Nuria Oliver: Networking data scientists for social good

David Reed, director of research and editor-in-chief, DataIQ

With International Women’s Day comes the regular question, why aren’t there more women studying science, technology, engineering and maths (STEM)? Part of the answer is a historical absence of role models. But anybody wanting to hear a true pioneer who is innovating with big data analytics - and setting an example for all female STEM wannabes - should make a point of sitting in on a presentation by Nuria Oliver, director of data science research, Vodafone.

With a PhD from the Media Lab at MIT, she is the first female Spanish computer scientist to be named an ACM Distinguished Scientist. She is a Fellow of the European Association of Artificial Intelligence and one of the most cited female computer scientists in Spain, her research having been cited by more than 11,000 publications. The 23rd March sees her giving a keynote presentation at DataFest 2017 in Edinburgh, where she will be revealling some of her recipes for success with data.

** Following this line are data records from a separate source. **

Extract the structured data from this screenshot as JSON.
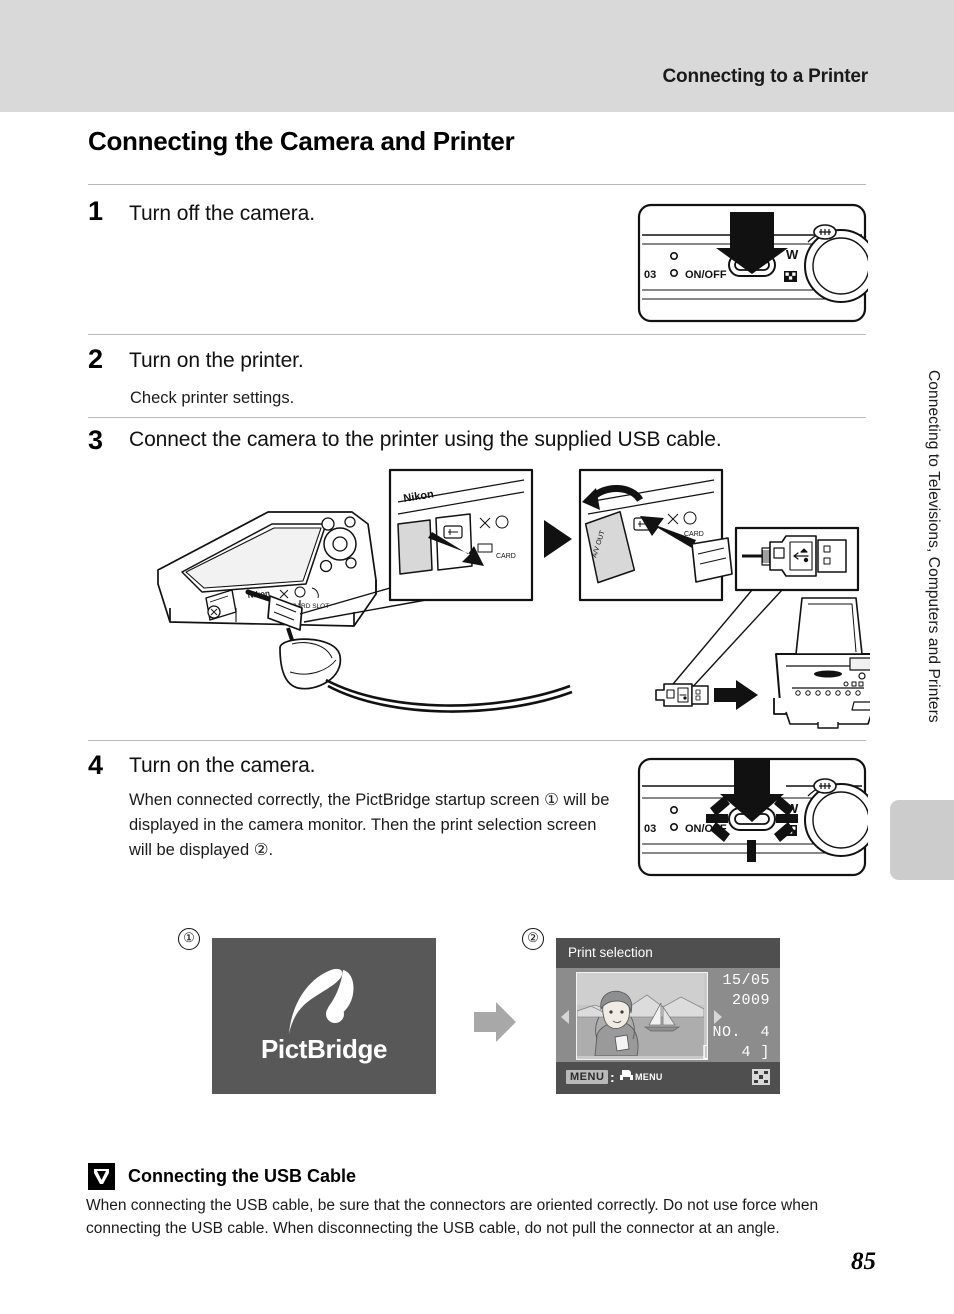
{
  "header": {
    "running_head": "Connecting to a Printer"
  },
  "page_title": "Connecting the Camera and Printer",
  "side_tab": {
    "label": "Connecting to Televisions, Computers and Printers"
  },
  "steps": [
    {
      "number": "1",
      "heading": "Turn off the camera.",
      "body": ""
    },
    {
      "number": "2",
      "heading": "Turn on the printer.",
      "body": "Check printer settings."
    },
    {
      "number": "3",
      "heading": "Connect the camera to the printer using the supplied USB cable.",
      "body": ""
    },
    {
      "number": "4",
      "heading": "Turn on the camera.",
      "body": "When connected correctly, the PictBridge startup screen ① will be displayed in the camera monitor. Then the print selection screen will be displayed ②."
    }
  ],
  "camera_illustration": {
    "model_text": "03",
    "power_label": "ON/OFF",
    "wide_label": "W",
    "tele_icon": "tele-zoom-icon",
    "thumbnail_icon": "thumbnail-playback-icon",
    "arrow_icon": "down-arrow-icon",
    "blink_icon": "power-lamp-blink-icon"
  },
  "diagram3": {
    "brand_label": "Nikon",
    "card_label": "CARD",
    "av_label": "A/V",
    "usb_icon": "usb-connector-icon",
    "printer_icon": "inkjet-printer-icon",
    "camera_icon": "compact-camera-icon",
    "insert_arrow_icon": "insert-arrow-icon",
    "open_cover_arrow_icon": "open-cover-arrow-icon"
  },
  "screens": {
    "marker_1": "①",
    "marker_2": "②",
    "pictbridge": {
      "wordmark": "PictBridge",
      "logo_icon": "pictbridge-logo-icon",
      "background": "#585858"
    },
    "flow_arrow_icon": "right-arrow-icon",
    "print_selection": {
      "title": "Print selection",
      "date_line1": "15/05",
      "date_line2": "2009",
      "number_label": "NO.",
      "number_value": "4",
      "count_open": "[",
      "count_value": "4",
      "count_close": "]",
      "menu_badge": "MENU",
      "menu_separator": ":",
      "menu_target": "MENU",
      "print_menu_icon": "print-menu-icon",
      "thumbnail_icon": "thumbnail-grid-icon",
      "left_caret_icon": "caret-left-icon",
      "right_caret_icon": "caret-right-icon",
      "photo_icon": "portrait-sailboat-photo-icon"
    }
  },
  "note": {
    "icon": "caution-checkmark-icon",
    "title": "Connecting the USB Cable",
    "text": "When connecting the USB cable, be sure that the connectors are oriented correctly. Do not use force when connecting the USB cable. When disconnecting the USB cable, do not pull the connector at an angle."
  },
  "page_number": "85",
  "colors": {
    "header_band": "#d9d9d9",
    "side_tab": "#cccccc",
    "divider": "#b8b8b8",
    "screen_dark": "#4f4f4f",
    "screen_mid": "#8c8c8c"
  }
}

“My area of expertise is modelling human behaviour through data,” she told DataIQ in an interview. “How to comprehensively model and understand that behaviour is a very important step in developing technology that is meaningful, positive and helpful. To do that, you need to be able to understand people.” 

Nuria Oliver, VodafoneOliver started in data science before big data was even a thing, with the idea that, “there is so much human behavioural data available to analyse and so much scope to make better decisions.” Back in 2004, she identified the mobile phone as the most personal of all computing devices. “I could see it was a technology that would enable us to understand people in a way we have never done before. We spend more time with our phone than anybody else in our lives,” she recalled.

The confluence of mobile’s surge in adoption with the development of a new academic discipline, computational social sciences, has bridged the commercial worlds of technology and academic social sciences which used to be hard to align. “Now we can have access to large-scale data about human behaviour and validate social science theories to identify factors that play a role in, for example, how cities behave,” she explained.

One of the areas that she has worked on for the last eight years is what she calls “Big Data for Social Good”, where she has explored four main areas using aggregated mobile network data that has been anonymised and made available for research purposes with a social good angle. The first is public health and tracking epidemics and pandemics. Said Oliver: “Because we can now measure human mobility, it is possible to model how infections spread. It is the first time in history that we can examine the mobility of the entire population. Even ten years ago, we couldn’t do that.”

Her second focus has been on emergency response to natural catastrophes like earthquakes and flooding, looking at how these affect local populations and how to optimise the recovery. A third area is economic development and inferring the impact of socio-economic factors, while the fourth is urban planning. “There are a lot of projects using mobile data for transportation modelling, hot spot detection, pollution, crime prediction and environmental planning,” she noted.

Mobile networks have provided cell traffic data, usually aggregated into days or weeks, within a number of projects and competitions. Orange’s Data for Development, Telefónica’s Datathon for Social Good, with the Open Data Institute, and Telecom Italia have all put vast data sets into the hands of academic researchers. Oliver said that, ”at the other end of the scale, there are small qualitative data sets, like MIT getting 100 people to allow their mobile phone and app usage to be tracked. But to infer for the entire population, you need scale and a representative data set.”

These research projects are typically multi-disciplinary, not least because of the need for complementary skills sets. “Data scientists are not experts in public health, so you need a team that includes epidemiologists, experts from the public sector, as well as the technical data people. It is very exciting, but also a challenge for academics used to working within a specific domain. The world is not siloed,” she said.

Bringing people together into a team is part of what makes for a successful project, especially given their different academic, ethical and skills bases. “It takes a while to set up a project,” admitted Oliver, “but when you do, the impact can be significant. It is a very exciting time to be in this area because the opportunity to have an impact is so big.”

When Oliver started out, the concept of using data science for social good did not exist. “What has happened since then is that is has been embraced by organisations like the United Nations, World Economic Forum, the World Bank - they see that the value in big data is to help achieve sustainable development and growth and to make better decisions.” But she added: “We are making progress, but we still need to educate people and show them case studies to understand how to realise that value.”

Knowledge and strategy director, DataIQ
David is developing the framework for soft skills and career development among data and analytics practitioners. He continues to be editor-in-chief and research director for DataIQ.